But someone may well say, “You have faith and I have works; show me your faith without the works, and I will show you my faith by my works.”
In the same way as our works are evidence of faith to others, they will be evidence at the final judgement. God will not only be just, he will be seen to be just. People will see our works and recognize God is right in his judgement.
If you are charged with a crime and you are innocent, the judge can declare you not guilty. But as the saying goes, justice does not only need to be done, it must be seen to be done. That is the purpose of the evidence. The evidence does not make us guilty or not guilty, but it shows that the judge is right in acquitting or convicting us. In the same way, our works will be the evidence by which God will show justice is being done, not because we are not guilty, but because He declares us to be because of Jesus’ sacrifice. We are judged according to our works as evidence not by our works as making us innocent.
As the Lord says, you can tell a tree by its fruit. The fruit does not make the tree good, but shows it is good. That is in effect what James says; you say you believe but how can we tell without the fruit?
And that declaration of righteousness can be lost if we lose faith. God will no longer declare us righteous because we are no longer claiming the gift of Jesus’ sacrifice if we do not maintain faith. It is like we have a sign on us that flashes not guilty as long as we are connected to God by faith as to battery. If we break the connection, the light goes out.
This prayer by Mother Teresa is a beautiful example of faith and works
The fruit of SILENCE is prayer the fruit of PRAYER is faith the fruit of FAITH is love the fruit of LOVE is service the fruit of SERVICE is peace
and not only help each other in physical terms or strength but help others spiritually such as helping Protestants become better Protestants, helping Catholics become better Catholics, helping Muslims become better Muslims, etc, for we are all brought together in prayer to God
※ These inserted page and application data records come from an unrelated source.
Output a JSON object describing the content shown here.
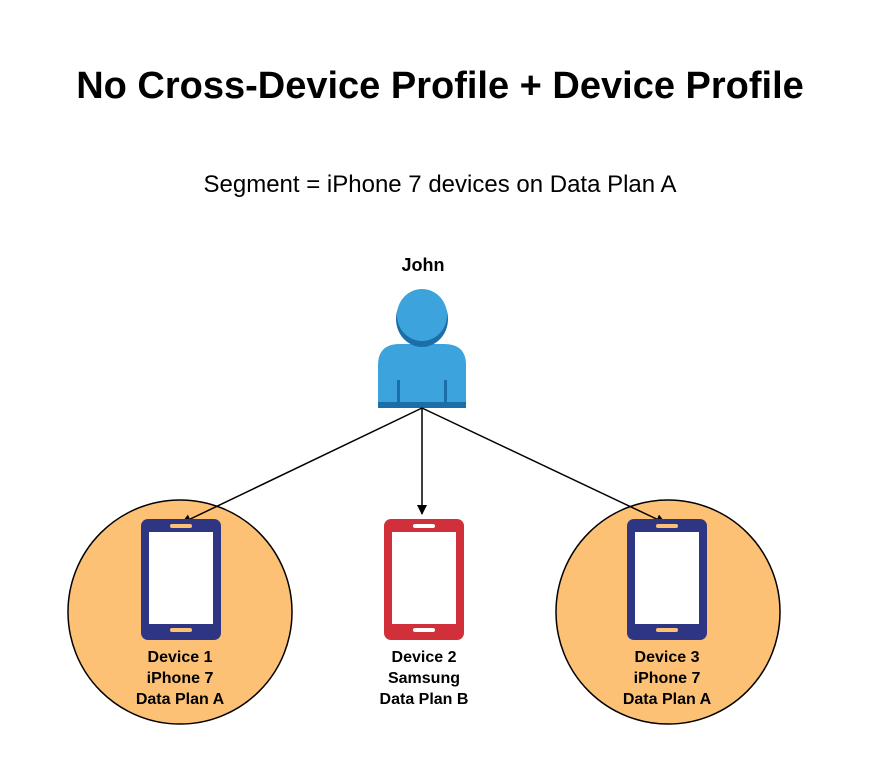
{
  "title": "No Cross-Device Profile + Device Profile",
  "subtitle": "Segment = iPhone 7 devices on Data Plan A",
  "user": {
    "name": "John",
    "icon": "person-icon",
    "color": "#3CA3DC",
    "shadow": "#1B6EA8"
  },
  "devices": [
    {
      "id": 1,
      "lines": [
        "Device 1",
        "iPhone 7",
        "Data Plan A"
      ],
      "icon": "phone-icon",
      "phone_color": "#2E3684",
      "in_segment": true
    },
    {
      "id": 2,
      "lines": [
        "Device 2",
        "Samsung",
        "Data Plan B"
      ],
      "icon": "phone-icon",
      "phone_color": "#D1303A",
      "in_segment": false
    },
    {
      "id": 3,
      "lines": [
        "Device 3",
        "iPhone 7",
        "Data Plan A"
      ],
      "icon": "phone-icon",
      "phone_color": "#2E3684",
      "in_segment": true
    }
  ],
  "colors": {
    "segment_circle": "#FDC176",
    "segment_circle_stroke": "#000000",
    "connector": "#000000"
  }
}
Actually, neither Catholics nor Protestants believe that we are saved by works.
Yet, this passage is very compelling, and I’ve always wondered why it is so widely ignored. Perhaps it is because it does give such importance to works.
The passage, actually beginning at v31, is after all, a description of the Last Judgment, narrated by Christ himself.
And in the narrative, it seems clear that those who are either sent to heaven to inherit the kingdom or who are banished to hell, are judged precisely on their good works or lack thereof! He doesn’t ask anyone whether they believe; rather he judges based on what they have done.
(Actually, I think that Faith and works are two sides of the same thing. It’s like asking whether light consists of particles or waves. The answer is both, but for a long time we tried to make it one or the other.)
But if I were anticipating facing the last judgment, as all of us must, I would certainly ponder this passage long and hard.